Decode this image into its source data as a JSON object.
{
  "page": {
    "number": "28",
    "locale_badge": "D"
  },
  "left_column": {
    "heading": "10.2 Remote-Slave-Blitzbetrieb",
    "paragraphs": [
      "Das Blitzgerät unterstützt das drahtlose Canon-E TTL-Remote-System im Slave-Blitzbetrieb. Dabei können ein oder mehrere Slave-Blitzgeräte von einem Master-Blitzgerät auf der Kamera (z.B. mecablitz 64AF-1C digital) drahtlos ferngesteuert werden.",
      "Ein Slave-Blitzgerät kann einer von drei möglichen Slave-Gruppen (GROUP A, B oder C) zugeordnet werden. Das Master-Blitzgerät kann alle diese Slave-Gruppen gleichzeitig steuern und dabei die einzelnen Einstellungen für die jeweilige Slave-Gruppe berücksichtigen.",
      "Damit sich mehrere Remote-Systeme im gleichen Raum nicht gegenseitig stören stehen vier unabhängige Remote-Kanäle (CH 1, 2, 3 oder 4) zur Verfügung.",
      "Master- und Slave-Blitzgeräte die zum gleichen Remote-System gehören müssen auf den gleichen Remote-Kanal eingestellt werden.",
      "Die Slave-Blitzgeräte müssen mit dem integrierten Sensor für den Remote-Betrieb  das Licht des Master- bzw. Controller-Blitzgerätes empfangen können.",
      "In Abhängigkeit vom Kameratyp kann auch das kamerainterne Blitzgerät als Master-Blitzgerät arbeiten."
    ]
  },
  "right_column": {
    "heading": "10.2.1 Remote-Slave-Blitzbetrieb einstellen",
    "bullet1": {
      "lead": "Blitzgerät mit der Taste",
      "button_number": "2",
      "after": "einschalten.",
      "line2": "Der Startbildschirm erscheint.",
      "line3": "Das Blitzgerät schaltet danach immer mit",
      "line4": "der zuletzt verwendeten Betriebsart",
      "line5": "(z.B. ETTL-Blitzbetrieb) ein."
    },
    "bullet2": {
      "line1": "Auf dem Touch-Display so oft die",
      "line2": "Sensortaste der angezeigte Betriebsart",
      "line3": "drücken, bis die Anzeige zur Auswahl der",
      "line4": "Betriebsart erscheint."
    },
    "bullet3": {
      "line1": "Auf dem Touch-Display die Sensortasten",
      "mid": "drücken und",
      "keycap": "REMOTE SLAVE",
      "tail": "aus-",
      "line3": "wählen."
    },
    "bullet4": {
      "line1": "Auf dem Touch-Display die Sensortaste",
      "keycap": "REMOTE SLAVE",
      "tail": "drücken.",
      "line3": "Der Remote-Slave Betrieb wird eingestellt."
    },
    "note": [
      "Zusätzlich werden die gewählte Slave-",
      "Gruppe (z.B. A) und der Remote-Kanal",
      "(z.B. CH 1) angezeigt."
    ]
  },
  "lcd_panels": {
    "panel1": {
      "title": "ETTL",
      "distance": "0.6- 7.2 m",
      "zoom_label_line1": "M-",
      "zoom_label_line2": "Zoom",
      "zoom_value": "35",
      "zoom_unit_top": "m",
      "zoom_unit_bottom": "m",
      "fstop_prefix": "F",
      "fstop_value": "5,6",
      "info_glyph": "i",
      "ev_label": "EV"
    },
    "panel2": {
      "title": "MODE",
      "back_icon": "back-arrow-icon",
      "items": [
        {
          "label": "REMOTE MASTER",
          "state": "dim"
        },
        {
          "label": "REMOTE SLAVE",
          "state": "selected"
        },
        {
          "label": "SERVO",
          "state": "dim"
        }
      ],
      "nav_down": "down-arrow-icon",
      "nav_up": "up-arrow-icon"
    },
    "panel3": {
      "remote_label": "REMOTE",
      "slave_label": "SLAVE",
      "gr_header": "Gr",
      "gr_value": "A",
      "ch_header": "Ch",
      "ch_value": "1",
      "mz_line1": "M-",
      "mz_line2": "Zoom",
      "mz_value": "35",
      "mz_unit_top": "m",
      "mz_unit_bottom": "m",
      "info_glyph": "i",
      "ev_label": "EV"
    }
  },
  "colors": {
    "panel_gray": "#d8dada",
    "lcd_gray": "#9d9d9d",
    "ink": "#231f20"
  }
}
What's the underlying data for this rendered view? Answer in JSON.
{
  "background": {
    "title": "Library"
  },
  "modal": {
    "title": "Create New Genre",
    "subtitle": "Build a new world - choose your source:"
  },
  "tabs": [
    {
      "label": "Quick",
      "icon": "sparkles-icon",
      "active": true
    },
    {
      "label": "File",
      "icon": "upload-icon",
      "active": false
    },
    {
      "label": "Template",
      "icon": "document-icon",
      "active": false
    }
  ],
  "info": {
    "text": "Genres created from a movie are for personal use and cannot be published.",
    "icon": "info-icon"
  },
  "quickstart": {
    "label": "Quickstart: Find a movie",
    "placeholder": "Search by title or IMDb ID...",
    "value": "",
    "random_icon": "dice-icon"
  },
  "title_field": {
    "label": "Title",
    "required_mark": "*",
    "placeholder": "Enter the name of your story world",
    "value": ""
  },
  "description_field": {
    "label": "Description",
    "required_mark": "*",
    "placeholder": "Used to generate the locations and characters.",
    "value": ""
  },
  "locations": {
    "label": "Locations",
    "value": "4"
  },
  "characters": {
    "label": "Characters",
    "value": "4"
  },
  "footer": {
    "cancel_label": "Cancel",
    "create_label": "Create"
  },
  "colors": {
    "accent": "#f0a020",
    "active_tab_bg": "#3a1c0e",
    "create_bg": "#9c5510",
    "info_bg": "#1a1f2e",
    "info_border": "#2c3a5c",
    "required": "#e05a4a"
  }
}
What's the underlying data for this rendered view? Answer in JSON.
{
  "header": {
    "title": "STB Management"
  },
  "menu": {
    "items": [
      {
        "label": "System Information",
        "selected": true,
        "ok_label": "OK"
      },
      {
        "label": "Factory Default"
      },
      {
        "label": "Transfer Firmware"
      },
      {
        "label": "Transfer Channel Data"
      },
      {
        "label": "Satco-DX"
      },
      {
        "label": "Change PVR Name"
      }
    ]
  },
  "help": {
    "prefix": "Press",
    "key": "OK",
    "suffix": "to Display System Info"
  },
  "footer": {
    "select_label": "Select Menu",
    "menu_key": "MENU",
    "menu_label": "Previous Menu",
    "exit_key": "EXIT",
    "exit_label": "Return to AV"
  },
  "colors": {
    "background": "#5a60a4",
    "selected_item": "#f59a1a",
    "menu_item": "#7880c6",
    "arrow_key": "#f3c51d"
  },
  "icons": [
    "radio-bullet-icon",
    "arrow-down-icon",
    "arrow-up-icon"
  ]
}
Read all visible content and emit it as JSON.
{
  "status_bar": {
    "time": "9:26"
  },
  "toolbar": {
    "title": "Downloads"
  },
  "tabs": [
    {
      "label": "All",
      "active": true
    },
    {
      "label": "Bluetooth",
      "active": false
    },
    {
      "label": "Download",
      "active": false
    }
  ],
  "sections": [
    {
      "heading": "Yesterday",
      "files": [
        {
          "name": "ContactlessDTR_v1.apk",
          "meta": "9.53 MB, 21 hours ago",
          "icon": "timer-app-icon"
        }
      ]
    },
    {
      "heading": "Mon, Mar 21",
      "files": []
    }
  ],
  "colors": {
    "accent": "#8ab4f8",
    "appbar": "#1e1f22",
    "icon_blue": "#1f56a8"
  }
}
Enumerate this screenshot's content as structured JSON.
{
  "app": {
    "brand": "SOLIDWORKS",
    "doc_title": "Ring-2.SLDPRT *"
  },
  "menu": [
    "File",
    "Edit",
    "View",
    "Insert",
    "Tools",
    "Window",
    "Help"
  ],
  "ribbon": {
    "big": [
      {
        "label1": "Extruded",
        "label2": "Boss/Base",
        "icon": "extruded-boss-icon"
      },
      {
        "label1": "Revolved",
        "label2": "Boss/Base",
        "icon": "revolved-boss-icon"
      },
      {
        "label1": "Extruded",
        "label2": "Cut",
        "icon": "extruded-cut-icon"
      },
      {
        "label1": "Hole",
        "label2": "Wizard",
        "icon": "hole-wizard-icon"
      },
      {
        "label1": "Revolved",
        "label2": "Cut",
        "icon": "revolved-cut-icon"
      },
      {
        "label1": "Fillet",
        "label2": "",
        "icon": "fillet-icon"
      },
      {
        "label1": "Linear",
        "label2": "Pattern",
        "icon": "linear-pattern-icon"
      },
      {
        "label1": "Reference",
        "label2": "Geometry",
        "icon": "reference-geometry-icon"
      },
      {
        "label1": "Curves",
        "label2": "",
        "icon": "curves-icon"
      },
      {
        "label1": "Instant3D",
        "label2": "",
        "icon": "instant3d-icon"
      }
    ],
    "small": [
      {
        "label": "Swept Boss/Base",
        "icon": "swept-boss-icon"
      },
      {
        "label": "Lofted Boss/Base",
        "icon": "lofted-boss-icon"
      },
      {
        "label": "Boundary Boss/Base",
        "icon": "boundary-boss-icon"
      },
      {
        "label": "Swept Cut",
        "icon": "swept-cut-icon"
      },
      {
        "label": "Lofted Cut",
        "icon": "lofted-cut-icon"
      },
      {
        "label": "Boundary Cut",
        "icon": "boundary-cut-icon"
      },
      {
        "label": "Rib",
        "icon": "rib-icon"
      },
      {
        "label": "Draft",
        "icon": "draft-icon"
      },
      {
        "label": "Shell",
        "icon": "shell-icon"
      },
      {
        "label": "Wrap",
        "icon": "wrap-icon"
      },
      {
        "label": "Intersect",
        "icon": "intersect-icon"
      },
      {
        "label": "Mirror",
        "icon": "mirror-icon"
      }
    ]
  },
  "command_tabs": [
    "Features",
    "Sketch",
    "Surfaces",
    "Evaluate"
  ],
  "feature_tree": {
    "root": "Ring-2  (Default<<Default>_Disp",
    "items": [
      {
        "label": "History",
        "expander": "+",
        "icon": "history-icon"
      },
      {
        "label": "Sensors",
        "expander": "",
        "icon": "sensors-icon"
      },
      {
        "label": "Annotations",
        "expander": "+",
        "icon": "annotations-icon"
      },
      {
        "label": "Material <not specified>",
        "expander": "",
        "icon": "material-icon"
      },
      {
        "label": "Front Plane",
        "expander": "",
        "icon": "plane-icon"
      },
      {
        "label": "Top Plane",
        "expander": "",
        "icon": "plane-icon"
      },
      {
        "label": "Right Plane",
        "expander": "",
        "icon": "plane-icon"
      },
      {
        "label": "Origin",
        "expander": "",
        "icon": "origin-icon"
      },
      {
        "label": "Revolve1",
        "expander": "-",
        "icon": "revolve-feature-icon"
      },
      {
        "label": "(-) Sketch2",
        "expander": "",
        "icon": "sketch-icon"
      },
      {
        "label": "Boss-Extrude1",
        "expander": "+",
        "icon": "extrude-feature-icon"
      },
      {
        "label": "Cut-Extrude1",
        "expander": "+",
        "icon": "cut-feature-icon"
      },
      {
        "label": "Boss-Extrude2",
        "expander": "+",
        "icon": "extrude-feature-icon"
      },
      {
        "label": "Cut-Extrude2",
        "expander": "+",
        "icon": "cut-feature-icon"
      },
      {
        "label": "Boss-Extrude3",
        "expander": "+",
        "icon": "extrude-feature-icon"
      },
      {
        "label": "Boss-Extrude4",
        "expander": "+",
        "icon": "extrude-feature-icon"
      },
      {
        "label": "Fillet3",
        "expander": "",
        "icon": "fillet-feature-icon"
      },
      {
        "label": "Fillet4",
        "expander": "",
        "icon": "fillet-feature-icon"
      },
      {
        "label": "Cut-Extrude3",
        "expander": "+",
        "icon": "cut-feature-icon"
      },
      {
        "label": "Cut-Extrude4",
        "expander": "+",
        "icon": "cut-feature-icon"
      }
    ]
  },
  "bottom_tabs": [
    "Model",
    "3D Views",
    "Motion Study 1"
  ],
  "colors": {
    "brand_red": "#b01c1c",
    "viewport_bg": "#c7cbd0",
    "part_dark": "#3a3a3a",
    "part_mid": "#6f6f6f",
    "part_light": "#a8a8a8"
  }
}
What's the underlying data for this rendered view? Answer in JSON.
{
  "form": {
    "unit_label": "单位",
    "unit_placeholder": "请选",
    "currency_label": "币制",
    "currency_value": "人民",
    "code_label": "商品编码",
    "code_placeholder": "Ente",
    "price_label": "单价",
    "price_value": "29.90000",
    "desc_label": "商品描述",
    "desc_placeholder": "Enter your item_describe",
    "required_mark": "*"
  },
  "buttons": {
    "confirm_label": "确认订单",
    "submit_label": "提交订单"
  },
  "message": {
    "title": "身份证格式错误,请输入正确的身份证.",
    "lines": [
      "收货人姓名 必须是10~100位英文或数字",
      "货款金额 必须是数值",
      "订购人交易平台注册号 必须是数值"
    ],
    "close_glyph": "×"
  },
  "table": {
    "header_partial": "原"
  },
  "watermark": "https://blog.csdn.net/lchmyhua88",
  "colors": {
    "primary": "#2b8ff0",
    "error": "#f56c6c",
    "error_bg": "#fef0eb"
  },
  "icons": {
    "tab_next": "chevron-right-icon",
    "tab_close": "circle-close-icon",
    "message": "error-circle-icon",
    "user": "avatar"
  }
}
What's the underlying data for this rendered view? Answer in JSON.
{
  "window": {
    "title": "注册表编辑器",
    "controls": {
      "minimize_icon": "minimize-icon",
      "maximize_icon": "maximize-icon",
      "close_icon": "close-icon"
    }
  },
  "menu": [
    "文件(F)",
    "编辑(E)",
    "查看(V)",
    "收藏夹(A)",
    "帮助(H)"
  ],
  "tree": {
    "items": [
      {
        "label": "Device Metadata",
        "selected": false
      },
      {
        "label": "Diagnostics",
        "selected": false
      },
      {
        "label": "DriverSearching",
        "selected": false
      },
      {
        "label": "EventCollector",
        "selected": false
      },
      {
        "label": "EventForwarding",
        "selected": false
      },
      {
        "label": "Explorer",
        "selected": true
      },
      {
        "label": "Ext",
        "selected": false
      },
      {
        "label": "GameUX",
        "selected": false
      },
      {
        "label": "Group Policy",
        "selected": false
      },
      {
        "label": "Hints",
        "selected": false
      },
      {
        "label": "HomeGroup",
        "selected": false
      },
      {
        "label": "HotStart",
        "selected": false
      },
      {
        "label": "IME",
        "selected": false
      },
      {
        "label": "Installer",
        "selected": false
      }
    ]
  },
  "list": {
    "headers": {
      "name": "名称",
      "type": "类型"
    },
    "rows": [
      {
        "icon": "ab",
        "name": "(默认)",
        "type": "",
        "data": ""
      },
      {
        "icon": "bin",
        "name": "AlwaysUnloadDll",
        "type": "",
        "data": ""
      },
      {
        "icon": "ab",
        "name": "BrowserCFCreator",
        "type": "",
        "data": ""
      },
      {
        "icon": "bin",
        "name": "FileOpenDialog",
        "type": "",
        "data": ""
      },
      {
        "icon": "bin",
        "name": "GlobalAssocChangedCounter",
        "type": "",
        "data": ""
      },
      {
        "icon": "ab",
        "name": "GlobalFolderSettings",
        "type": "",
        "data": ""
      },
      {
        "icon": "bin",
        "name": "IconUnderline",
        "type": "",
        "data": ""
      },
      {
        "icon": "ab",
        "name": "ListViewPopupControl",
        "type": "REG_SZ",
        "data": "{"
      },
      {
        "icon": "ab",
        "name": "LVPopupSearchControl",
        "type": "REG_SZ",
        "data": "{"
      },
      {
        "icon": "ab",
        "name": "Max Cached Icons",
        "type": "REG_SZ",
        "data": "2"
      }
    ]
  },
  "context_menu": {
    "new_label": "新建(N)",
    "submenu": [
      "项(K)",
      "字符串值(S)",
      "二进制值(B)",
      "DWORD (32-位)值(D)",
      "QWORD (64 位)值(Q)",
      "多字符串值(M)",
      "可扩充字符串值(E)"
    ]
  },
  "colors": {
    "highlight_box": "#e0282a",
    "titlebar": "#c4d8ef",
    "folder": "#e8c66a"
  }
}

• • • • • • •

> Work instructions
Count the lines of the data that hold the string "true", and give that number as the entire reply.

> Solution for this task
4